### What is expected
Give the number of lines in the data below containing the word "name", with no other text.

[Opening The data section]

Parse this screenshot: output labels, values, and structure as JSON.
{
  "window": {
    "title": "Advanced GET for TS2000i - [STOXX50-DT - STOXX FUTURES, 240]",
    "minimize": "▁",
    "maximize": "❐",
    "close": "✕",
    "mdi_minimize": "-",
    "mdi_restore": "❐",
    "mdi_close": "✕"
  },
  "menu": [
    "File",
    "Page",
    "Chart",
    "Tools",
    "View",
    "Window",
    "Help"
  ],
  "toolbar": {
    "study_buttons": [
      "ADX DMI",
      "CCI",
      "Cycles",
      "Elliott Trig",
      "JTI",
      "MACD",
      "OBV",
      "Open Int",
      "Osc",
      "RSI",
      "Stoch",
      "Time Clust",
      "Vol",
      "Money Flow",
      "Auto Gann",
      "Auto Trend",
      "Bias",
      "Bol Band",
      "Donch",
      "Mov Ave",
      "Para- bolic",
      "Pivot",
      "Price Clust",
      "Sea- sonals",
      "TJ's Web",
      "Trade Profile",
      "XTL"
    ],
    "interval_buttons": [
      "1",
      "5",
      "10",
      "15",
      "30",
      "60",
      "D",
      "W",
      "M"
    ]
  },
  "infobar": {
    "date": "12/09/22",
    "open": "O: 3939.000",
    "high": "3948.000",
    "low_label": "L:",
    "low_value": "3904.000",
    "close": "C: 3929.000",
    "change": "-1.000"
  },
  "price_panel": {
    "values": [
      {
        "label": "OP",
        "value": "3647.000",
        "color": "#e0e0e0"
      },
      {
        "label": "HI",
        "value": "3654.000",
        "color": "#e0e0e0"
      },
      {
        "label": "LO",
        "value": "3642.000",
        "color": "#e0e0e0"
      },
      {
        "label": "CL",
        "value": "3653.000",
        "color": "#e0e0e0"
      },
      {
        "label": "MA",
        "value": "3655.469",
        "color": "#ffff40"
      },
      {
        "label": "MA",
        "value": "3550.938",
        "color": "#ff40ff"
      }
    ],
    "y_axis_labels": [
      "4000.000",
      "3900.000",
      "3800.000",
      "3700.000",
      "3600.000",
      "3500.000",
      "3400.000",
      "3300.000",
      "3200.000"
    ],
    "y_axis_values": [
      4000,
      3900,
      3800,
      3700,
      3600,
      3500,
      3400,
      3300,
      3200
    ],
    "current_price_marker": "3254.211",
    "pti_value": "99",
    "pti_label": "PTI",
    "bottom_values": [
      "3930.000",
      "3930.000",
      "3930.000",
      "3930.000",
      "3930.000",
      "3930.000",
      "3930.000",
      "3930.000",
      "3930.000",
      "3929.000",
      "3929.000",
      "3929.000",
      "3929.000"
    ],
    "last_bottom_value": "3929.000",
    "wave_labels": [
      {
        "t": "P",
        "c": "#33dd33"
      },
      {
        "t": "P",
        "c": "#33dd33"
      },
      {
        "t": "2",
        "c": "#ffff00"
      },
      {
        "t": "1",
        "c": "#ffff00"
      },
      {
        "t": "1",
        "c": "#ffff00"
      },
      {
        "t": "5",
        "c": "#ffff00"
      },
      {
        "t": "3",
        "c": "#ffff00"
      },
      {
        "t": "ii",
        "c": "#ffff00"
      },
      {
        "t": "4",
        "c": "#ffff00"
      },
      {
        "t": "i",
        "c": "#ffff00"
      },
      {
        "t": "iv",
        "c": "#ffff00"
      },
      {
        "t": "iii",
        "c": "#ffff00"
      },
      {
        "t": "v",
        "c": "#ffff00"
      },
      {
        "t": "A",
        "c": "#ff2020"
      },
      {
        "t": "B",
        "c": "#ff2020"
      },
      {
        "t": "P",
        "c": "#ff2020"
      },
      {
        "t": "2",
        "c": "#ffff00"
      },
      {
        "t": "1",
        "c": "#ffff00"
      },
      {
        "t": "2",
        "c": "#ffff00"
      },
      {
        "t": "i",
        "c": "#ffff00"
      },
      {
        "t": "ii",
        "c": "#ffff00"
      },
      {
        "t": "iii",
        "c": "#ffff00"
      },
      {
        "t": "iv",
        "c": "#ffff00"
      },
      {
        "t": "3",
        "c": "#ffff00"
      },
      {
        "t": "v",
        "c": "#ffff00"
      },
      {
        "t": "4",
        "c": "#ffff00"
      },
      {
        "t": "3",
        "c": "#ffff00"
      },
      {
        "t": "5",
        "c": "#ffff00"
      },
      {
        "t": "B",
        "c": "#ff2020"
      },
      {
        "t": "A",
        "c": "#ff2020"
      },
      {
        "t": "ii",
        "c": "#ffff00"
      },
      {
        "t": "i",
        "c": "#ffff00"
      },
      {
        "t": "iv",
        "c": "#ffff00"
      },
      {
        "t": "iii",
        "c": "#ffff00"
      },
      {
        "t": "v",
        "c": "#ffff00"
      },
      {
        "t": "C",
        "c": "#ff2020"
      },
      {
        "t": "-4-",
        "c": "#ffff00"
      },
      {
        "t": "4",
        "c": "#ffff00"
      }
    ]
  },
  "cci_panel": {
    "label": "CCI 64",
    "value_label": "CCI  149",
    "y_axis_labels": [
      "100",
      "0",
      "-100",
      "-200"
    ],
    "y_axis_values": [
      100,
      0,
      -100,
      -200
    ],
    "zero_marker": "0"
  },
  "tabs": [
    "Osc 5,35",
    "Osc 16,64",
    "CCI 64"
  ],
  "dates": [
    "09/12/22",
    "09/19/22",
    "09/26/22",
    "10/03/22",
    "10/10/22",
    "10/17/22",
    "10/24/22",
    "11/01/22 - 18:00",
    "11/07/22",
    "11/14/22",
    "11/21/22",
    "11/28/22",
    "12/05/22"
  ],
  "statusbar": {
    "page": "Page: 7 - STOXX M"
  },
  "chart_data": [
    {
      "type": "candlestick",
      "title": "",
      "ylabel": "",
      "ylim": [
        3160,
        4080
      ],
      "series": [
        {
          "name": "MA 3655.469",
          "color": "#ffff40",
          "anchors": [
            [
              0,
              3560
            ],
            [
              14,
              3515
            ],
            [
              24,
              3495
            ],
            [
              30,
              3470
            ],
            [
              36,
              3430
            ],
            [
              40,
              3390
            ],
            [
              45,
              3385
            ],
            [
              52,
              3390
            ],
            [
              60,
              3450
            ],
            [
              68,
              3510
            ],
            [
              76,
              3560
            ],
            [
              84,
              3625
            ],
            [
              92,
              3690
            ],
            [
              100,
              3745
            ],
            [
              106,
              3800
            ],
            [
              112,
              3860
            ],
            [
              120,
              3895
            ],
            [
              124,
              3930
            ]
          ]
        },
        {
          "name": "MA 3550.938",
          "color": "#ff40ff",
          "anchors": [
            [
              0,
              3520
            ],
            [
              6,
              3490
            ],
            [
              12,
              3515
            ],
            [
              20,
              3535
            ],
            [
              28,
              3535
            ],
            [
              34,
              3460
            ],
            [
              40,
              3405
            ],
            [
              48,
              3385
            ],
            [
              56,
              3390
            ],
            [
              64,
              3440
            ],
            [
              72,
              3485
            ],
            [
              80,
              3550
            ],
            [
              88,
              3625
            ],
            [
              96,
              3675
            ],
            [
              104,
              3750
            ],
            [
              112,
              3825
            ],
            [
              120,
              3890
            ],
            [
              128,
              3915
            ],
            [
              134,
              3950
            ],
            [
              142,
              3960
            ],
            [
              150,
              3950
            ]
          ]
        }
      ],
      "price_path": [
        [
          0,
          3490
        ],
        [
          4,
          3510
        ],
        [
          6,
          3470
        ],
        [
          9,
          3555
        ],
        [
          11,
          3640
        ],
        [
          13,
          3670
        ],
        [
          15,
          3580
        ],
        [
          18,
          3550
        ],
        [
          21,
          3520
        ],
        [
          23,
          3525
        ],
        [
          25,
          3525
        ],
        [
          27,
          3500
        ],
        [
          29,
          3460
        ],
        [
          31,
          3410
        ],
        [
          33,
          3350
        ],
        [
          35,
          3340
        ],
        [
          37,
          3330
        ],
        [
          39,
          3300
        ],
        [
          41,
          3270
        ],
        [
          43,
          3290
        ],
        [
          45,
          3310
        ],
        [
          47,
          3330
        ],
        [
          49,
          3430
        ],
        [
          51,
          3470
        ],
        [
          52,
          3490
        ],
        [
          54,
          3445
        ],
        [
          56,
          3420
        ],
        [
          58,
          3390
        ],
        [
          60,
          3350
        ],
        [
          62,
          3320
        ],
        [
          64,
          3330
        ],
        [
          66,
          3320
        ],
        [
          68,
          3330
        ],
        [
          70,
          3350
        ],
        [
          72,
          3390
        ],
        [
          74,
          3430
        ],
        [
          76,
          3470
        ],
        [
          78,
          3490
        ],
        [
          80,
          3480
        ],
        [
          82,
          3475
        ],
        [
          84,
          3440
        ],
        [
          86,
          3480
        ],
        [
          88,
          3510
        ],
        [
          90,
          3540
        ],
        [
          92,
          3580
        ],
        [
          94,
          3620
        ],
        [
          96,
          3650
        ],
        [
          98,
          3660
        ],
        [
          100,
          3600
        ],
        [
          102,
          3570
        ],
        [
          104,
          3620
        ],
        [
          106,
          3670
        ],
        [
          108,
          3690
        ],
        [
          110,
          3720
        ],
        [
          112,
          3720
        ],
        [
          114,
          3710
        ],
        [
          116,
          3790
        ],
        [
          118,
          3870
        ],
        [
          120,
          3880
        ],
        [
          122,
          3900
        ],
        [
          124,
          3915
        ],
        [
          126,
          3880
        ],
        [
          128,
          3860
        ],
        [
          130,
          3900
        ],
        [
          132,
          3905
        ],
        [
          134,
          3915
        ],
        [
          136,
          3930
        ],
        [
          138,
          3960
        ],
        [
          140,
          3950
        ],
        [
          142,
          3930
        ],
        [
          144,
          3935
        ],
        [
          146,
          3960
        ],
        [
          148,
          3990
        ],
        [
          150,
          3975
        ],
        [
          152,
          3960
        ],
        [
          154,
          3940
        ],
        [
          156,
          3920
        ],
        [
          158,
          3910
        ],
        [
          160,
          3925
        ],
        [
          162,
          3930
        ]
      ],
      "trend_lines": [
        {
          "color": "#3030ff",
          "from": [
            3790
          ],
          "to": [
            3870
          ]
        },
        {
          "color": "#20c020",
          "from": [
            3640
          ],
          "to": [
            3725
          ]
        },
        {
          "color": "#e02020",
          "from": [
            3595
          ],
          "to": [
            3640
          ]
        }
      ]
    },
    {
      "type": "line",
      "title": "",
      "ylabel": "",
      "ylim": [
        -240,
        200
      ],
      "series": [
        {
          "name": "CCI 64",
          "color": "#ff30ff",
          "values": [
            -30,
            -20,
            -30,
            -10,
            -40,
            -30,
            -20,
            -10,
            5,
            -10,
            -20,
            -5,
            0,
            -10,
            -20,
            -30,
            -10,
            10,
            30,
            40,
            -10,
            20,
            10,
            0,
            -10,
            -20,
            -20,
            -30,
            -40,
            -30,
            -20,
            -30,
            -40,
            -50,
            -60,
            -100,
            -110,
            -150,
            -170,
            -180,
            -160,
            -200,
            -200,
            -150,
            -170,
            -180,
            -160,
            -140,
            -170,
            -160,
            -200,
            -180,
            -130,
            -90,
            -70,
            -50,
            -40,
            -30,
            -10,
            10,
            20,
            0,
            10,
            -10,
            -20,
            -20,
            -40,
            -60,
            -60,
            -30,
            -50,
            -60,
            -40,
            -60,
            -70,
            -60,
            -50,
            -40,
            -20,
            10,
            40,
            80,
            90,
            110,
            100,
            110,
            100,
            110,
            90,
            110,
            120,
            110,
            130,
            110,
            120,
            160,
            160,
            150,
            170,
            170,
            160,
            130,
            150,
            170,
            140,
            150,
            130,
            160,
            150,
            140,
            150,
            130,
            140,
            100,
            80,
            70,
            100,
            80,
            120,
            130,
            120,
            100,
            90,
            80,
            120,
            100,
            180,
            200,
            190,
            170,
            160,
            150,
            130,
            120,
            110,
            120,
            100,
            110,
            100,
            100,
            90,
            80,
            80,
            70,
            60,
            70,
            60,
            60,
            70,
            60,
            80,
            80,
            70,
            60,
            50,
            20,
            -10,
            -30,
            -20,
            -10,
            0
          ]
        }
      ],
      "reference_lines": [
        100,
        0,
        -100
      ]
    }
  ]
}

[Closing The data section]

### Solution to this task
3